The Challenges Faced by Finn Returnees: A Journey of Identity and Integration
My name is Nora Dadi, a Finnish individual with mixed Finnish heritage, born to parents from Kuwait and Finland. My story emphasizes on the obstacles faced by Finn returnees, drawing from my personal experiences. I am currently the Volunteer Coordinator at Familia, an organization that supports multiculturalism and multilingualism.
During a 16-year period away from Finland, I lost touch with the Finnish language and my Finnish identity. Returning to Finland, I felt like an alien, denied the same opportunities given to immigrants. I had to spend a significant amount of money on Finnish classes, unlike other immigrants who had access to free language courses. My inability to speak Finnish resulted in discrimination and being viewed as an immigrant. Additionally, the cultural shock as an adult highlighted the differences between my childhood perception and the adult perspective of Finnish culture. Lacking knowledge of my rights and receiving no support, I fell into a deep depression.
"You are a Finn, and you have no rights to Finnish classes!" the worker bluntly declared, denying me the assistance I desperately needed. The refusal to provide language support left me feeling abandoned and frustrated. How could I fully integrate into Finnish society if I couldn't communicate effectively in the language? It was a discouraging setback in my pursuit of a better future.
Undeterred by the TE office's refusal, I made the decision to enroll in a Finnish high school even though I have already done my schooling in my youth, hoping that this endeavour would help improve my language proficiency. Despite investing time and effort into my studies, I soon realised that language skills alone were not enough to secure employment.
As I navigated the challenges of reintegrating into Finnish society, the obstacles I faced had a profound impact on my personal relationships. One particularly difficult aspect was the pressure to conform and change my surname. In discussions about my struggle to find employment, an acquaintance suggested, "Well, maybe you should consider changing your name back to Nyyssönen," which was my name before I got married.
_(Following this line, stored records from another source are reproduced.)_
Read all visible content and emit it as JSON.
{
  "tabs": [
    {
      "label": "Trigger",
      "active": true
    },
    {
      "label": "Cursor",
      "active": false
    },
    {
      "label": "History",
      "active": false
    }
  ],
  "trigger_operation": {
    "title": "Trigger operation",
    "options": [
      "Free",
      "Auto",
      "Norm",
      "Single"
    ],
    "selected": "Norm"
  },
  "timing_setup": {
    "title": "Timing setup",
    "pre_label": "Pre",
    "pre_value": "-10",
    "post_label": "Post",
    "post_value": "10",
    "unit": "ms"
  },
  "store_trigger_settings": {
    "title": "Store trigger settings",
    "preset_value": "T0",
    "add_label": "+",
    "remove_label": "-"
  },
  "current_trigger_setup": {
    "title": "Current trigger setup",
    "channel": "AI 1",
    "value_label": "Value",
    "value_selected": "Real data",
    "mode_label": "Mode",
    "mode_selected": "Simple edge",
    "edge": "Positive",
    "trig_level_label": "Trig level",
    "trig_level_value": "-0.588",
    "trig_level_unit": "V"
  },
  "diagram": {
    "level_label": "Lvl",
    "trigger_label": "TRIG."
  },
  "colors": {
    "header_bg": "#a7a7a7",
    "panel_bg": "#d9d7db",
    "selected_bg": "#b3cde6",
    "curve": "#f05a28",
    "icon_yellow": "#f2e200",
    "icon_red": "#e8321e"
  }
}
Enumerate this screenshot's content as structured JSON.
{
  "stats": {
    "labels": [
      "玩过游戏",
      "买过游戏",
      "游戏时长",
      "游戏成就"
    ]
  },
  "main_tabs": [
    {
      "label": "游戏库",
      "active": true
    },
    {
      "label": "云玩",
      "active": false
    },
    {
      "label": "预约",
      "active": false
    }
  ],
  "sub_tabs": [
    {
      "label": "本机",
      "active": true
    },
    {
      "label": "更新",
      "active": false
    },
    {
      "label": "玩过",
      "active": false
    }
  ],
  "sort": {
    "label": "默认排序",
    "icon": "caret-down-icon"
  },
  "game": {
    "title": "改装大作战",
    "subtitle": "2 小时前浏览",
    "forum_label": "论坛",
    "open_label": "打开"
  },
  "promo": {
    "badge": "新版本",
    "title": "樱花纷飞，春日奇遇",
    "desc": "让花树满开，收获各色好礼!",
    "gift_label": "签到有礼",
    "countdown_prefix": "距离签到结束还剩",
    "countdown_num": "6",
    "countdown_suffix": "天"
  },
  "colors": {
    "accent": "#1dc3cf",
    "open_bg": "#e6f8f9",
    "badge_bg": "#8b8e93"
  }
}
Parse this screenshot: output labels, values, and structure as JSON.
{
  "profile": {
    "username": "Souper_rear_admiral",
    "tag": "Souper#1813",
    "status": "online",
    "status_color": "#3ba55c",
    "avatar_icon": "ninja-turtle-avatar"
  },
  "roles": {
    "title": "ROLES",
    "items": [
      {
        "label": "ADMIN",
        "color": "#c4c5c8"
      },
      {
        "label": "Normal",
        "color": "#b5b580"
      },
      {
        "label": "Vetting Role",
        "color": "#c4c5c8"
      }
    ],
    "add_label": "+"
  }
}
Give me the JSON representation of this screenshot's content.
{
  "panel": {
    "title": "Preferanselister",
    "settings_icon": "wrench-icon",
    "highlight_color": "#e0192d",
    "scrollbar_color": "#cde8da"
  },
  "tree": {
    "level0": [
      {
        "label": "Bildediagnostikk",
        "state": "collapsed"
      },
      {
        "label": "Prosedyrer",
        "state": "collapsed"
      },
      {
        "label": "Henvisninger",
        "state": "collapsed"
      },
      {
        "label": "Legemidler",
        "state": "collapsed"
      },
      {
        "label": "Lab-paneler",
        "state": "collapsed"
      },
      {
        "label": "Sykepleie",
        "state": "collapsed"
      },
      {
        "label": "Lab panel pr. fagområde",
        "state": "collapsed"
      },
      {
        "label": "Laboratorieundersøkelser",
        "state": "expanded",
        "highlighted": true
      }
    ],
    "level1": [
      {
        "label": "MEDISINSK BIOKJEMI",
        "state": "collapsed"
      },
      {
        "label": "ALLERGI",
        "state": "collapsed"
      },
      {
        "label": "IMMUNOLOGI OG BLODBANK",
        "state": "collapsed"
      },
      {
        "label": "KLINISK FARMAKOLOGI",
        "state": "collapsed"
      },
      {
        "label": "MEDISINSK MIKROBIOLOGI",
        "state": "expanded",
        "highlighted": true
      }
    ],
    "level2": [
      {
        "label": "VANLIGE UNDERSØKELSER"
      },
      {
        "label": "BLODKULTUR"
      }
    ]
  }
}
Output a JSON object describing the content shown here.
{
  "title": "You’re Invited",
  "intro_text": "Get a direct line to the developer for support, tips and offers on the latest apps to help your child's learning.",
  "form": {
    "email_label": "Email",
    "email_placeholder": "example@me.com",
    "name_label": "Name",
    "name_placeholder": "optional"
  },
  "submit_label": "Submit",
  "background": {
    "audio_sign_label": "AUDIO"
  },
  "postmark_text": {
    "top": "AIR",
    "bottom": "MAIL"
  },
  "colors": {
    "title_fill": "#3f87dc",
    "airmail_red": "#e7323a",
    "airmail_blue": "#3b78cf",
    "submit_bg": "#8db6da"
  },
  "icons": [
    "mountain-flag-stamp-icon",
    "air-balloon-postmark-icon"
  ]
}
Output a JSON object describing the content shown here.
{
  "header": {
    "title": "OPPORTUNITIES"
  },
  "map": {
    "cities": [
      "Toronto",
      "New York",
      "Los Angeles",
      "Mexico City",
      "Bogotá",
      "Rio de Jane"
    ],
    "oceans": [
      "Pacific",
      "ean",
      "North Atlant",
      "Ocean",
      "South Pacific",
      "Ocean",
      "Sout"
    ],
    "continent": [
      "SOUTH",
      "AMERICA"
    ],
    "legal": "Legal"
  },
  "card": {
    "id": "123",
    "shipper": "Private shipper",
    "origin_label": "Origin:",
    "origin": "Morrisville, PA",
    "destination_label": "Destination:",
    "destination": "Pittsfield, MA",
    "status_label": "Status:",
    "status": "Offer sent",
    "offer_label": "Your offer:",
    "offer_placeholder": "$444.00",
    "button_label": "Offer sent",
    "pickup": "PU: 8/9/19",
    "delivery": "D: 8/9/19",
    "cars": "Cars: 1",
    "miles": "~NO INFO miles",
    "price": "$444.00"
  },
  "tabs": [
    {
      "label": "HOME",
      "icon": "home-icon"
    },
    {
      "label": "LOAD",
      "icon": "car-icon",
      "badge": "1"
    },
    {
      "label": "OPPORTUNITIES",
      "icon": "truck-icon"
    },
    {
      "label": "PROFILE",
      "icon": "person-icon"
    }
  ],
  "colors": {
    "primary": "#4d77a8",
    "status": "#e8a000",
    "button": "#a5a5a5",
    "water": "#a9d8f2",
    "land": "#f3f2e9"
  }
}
This suggestion deeply insulted me, as it implied that altering my name to fit societal expectations would grant me acceptance from potentially discriminatory organisations. Firmly, I asserted that my name is Dadi and that I would never change it to appease any racist institution. The acquaintance dismissed my concerns, remarking, "Well, it's just a name!"
However, I understood that my name held significance beyond mere letters; it represented my identity and should not dictate my opportunities.
The refusal of institutions to support my integration and the insensitivity surrounding my surname caused further strain in my personal relationships. While I cherished the love and support of my Finnish family, I often felt a lack of understanding and effort to empathise with my experiences. Consequently, some relationships became distant, and my circle of Finnish friends primarily consisted of those who were themselves mixed-Finns or in intercultural relationships.
Enduring an identity crisis, I sought therapy to find resolution. Having lived in multiple countries, I embraced my mixed-Finn heritage and acknowledged the influence each place had on me. I emphasised that being a Mix-Finn is a source of pride. There are many Finns like me who have returned from various countries, and we deserve recognition as a Finnish minority and support to integrate
Producer: Yvette ahonen
Haluamme kertoa juhlavuotemme kunniaksi 35 tarinaa kahden kulttuurin perheistä
ulkaisemme 35 viikon ajan 35 erilaista tarinaa, jotka kuvastavat monia haasteita ja mahdollisuuksia, joita kahden kulttuurin perheet jokapäiväisessä elämässään kohtaavat. Haluamme näiden tarinoiden heijastavan todellisuutta ja tarjoavan vertaistukea, voimaannuttavia kokemuksia ja inspiraation lähteitä sekä lisäävän tietoisuutta kulttuurienvälisyydestä ja monikielisyydestä Suomessa.
For 35 weeks, we will be publishing 35 different stories that reflect the many challenges and opportunities intercultural families face in their everyday lives. We want these stories to reflect reality and serve as an accessible peer support, source of empowerment and inspiration, and increase awareness of Interculturalism and Multilingualism in Finland.